TRY IT:
Return the data below, unchanged.

RECORDS SUPPLIED:
* * * * * * *

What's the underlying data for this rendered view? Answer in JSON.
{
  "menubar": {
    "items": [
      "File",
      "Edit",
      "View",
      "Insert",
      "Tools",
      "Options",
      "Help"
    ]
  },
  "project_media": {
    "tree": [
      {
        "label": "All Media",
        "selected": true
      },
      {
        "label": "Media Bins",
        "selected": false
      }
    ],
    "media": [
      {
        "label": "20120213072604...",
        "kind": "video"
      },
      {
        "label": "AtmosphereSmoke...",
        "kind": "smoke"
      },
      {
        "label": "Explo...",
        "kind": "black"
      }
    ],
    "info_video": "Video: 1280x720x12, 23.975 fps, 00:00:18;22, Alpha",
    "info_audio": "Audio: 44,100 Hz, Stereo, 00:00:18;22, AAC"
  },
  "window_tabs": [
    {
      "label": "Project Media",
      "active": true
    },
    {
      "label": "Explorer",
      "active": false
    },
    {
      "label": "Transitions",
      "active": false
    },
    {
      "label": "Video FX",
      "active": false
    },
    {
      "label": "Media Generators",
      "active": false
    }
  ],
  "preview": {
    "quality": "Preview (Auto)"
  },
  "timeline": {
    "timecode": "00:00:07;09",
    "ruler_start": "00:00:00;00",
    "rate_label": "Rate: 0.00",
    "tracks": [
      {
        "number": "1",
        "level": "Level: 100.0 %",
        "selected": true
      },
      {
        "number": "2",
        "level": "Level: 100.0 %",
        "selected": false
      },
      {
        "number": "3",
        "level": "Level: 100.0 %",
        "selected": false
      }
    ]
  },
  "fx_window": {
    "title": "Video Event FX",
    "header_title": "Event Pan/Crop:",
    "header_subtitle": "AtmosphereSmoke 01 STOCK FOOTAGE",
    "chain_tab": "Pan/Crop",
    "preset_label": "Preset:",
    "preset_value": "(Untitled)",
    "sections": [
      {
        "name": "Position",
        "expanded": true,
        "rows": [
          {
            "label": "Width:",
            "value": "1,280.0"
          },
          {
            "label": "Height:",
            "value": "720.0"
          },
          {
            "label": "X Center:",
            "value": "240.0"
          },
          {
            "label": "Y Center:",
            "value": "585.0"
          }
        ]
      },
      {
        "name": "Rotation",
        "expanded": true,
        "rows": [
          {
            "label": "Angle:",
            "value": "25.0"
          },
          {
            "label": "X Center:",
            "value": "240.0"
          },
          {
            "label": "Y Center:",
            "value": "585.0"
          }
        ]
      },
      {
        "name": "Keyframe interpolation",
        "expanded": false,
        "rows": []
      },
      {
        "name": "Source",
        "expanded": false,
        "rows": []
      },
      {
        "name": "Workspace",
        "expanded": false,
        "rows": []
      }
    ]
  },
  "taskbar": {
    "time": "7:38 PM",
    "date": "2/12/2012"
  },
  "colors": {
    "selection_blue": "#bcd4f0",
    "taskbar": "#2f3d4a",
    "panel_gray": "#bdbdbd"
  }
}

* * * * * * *

ANSWER SPACE:
What's the underlying data for this rendered view? Answer in JSON.
{
  "menubar": {
    "items": [
      "File",
      "Edit",
      "View",
      "Insert",
      "Tools",
      "Options",
      "Help"
    ]
  },
  "project_media": {
    "tree": [
      {
        "label": "All Media",
        "selected": true
      },
      {
        "label": "Media Bins",
        "selected": false
      }
    ],
    "media": [
      {
        "label": "20120213072604...",
        "kind": "video"
      },
      {
        "label": "AtmosphereSmoke...",
        "kind": "smoke"
      },
      {
        "label": "Explo...",
        "kind": "black"
      }
    ],
    "info_video": "Video: 1280x720x12, 23.975 fps, 00:00:18;22, Alpha",
    "info_audio": "Audio: 44,100 Hz, Stereo, 00:00:18;22, AAC"
  },
  "window_tabs": [
    {
      "label": "Project Media",
      "active": true
    },
    {
      "label": "Explorer",
      "active": false
    },
    {
      "label": "Transitions",
      "active": false
    },
    {
      "label": "Video FX",
      "active": false
    },
    {
      "label": "Media Generators",
      "active": false
    }
  ],
  "preview": {
    "quality": "Preview (Auto)"
  },
  "timeline": {
    "timecode": "00:00:07;09",
    "ruler_start": "00:00:00;00",
    "rate_label": "Rate: 0.00",
    "tracks": [
      {
        "number": "1",
        "level": "Level: 100.0 %",
        "selected": true
      },
      {
        "number": "2",
        "level": "Level: 100.0 %",
        "selected": false
      },
      {
        "number": "3",
        "level": "Level: 100.0 %",
        "selected": false
      }
    ]
  },
  "fx_window": {
    "title": "Video Event FX",
    "header_title": "Event Pan/Crop:",
    "header_subtitle": "AtmosphereSmoke 01 STOCK FOOTAGE",
    "chain_tab": "Pan/Crop",
    "preset_label": "Preset:",
    "preset_value": "(Untitled)",
    "sections": [
      {
        "name": "Position",
        "expanded": true,
        "rows": [
          {
            "label": "Width:",
            "value": "1,280.0"
          },
          {
            "label": "Height:",
            "value": "720.0"
          },
          {
            "label": "X Center:",
            "value": "240.0"
          },
          {
            "label": "Y Center:",
            "value": "585.0"
          }
        ]
      },
      {
        "name": "Rotation",
        "expanded": true,
        "rows": [
          {
            "label": "Angle:",
            "value": "25.0"
          },
          {
            "label": "X Center:",
            "value": "240.0"
          },
          {
            "label": "Y Center:",
            "value": "585.0"
          }
        ]
      },
      {
        "name": "Keyframe interpolation",
        "expanded": false,
        "rows": []
      },
      {
        "name": "Source",
        "expanded": false,
        "rows": []
      },
      {
        "name": "Workspace",
        "expanded": false,
        "rows": []
      }
    ]
  },
  "taskbar": {
    "time": "7:38 PM",
    "date": "2/12/2012"
  },
  "colors": {
    "selection_blue": "#bcd4f0",
    "taskbar": "#2f3d4a",
    "panel_gray": "#bdbdbd"
  }
}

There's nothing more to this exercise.